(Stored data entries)

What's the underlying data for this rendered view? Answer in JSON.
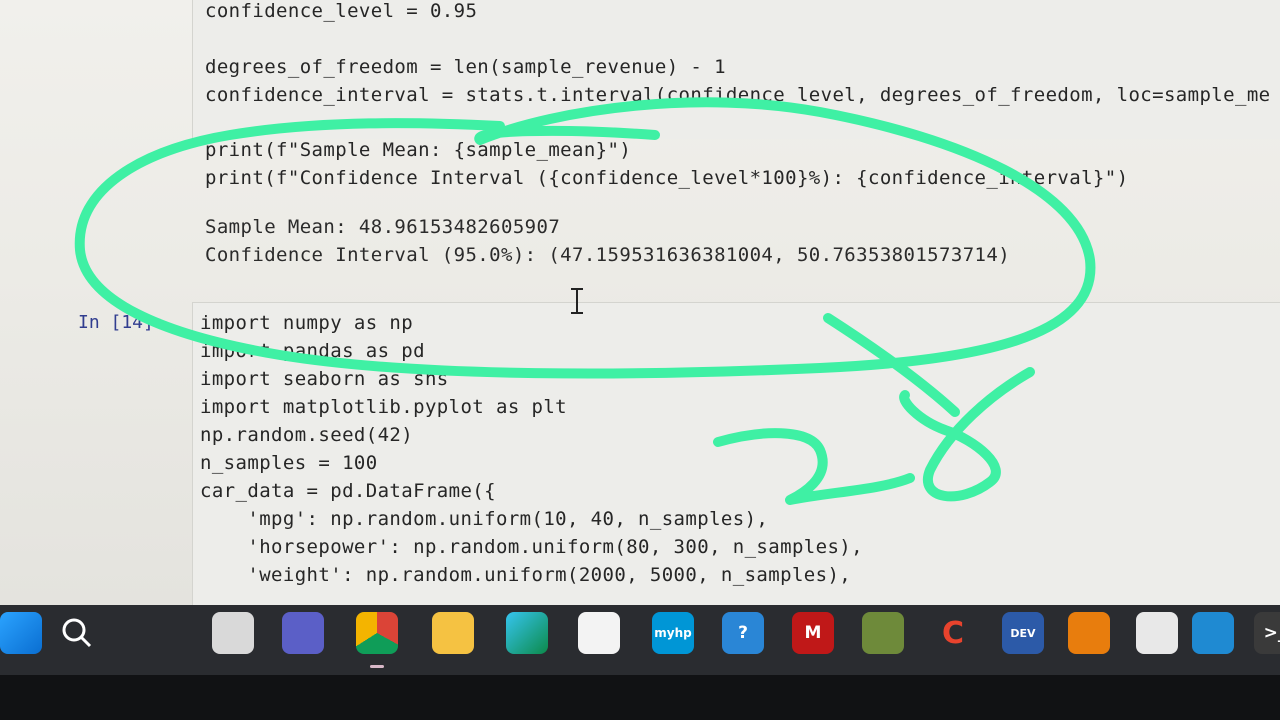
{
  "notebook": {
    "top_cell": {
      "lines": [
        "confidence_level = 0.95",
        "degrees_of_freedom = len(sample_revenue) - 1",
        "confidence_interval = stats.t.interval(confidence_level, degrees_of_freedom, loc=sample_me",
        "print(f\"Sample Mean: {sample_mean}\")",
        "print(f\"Confidence Interval ({confidence_level*100}%): {confidence_interval}\")"
      ],
      "output": [
        "Sample Mean: 48.96153482605907",
        "Confidence Interval (95.0%): (47.159531636381004, 50.76353801573714)"
      ]
    },
    "bottom_cell": {
      "prompt": "In [14]:",
      "lines": [
        "import numpy as np",
        "import pandas as pd",
        "import seaborn as sns",
        "import matplotlib.pyplot as plt",
        "np.random.seed(42)",
        "n_samples = 100",
        "car_data = pd.DataFrame({",
        "    'mpg': np.random.uniform(10, 40, n_samples),",
        "    'horsepower': np.random.uniform(80, 300, n_samples),",
        "    'weight': np.random.uniform(2000, 5000, n_samples),"
      ]
    }
  },
  "annotation": {
    "text": "28",
    "color": "#3ff0a4"
  },
  "taskbar": {
    "icons": [
      {
        "name": "windows-start-icon"
      },
      {
        "name": "search-icon"
      },
      {
        "name": "task-view-icon"
      },
      {
        "name": "teams-icon"
      },
      {
        "name": "chrome-icon"
      },
      {
        "name": "file-explorer-icon"
      },
      {
        "name": "edge-icon"
      },
      {
        "name": "microsoft-store-icon"
      },
      {
        "name": "myhp-icon",
        "label": "myhp"
      },
      {
        "name": "get-help-icon",
        "label": "?"
      },
      {
        "name": "mcafee-icon",
        "label": "M"
      },
      {
        "name": "sticky-app-icon"
      },
      {
        "name": "c-app-icon",
        "label": "C"
      },
      {
        "name": "dev-cpp-icon",
        "label": "DEV"
      },
      {
        "name": "blender-icon"
      },
      {
        "name": "python-file-icon"
      },
      {
        "name": "vscode-icon"
      },
      {
        "name": "terminal-icon",
        "label": ">_"
      }
    ]
  }
}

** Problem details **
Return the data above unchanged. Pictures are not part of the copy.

** Task solution **
What's the underlying data for this rendered view? Answer in JSON.
{
  "notebook": {
    "top_cell": {
      "lines": [
        "confidence_level = 0.95",
        "degrees_of_freedom = len(sample_revenue) - 1",
        "confidence_interval = stats.t.interval(confidence_level, degrees_of_freedom, loc=sample_me",
        "print(f\"Sample Mean: {sample_mean}\")",
        "print(f\"Confidence Interval ({confidence_level*100}%): {confidence_interval}\")"
      ],
      "output": [
        "Sample Mean: 48.96153482605907",
        "Confidence Interval (95.0%): (47.159531636381004, 50.76353801573714)"
      ]
    },
    "bottom_cell": {
      "prompt": "In [14]:",
      "lines": [
        "import numpy as np",
        "import pandas as pd",
        "import seaborn as sns",
        "import matplotlib.pyplot as plt",
        "np.random.seed(42)",
        "n_samples = 100",
        "car_data = pd.DataFrame({",
        "    'mpg': np.random.uniform(10, 40, n_samples),",
        "    'horsepower': np.random.uniform(80, 300, n_samples),",
        "    'weight': np.random.uniform(2000, 5000, n_samples),"
      ]
    }
  },
  "annotation": {
    "text": "28",
    "color": "#3ff0a4"
  },
  "taskbar": {
    "icons": [
      {
        "name": "windows-start-icon"
      },
      {
        "name": "search-icon"
      },
      {
        "name": "task-view-icon"
      },
      {
        "name": "teams-icon"
      },
      {
        "name": "chrome-icon"
      },
      {
        "name": "file-explorer-icon"
      },
      {
        "name": "edge-icon"
      },
      {
        "name": "microsoft-store-icon"
      },
      {
        "name": "myhp-icon",
        "label": "myhp"
      },
      {
        "name": "get-help-icon",
        "label": "?"
      },
      {
        "name": "mcafee-icon",
        "label": "M"
      },
      {
        "name": "sticky-app-icon"
      },
      {
        "name": "c-app-icon",
        "label": "C"
      },
      {
        "name": "dev-cpp-icon",
        "label": "DEV"
      },
      {
        "name": "blender-icon"
      },
      {
        "name": "python-file-icon"
      },
      {
        "name": "vscode-icon"
      },
      {
        "name": "terminal-icon",
        "label": ">_"
      }
    ]
  }
}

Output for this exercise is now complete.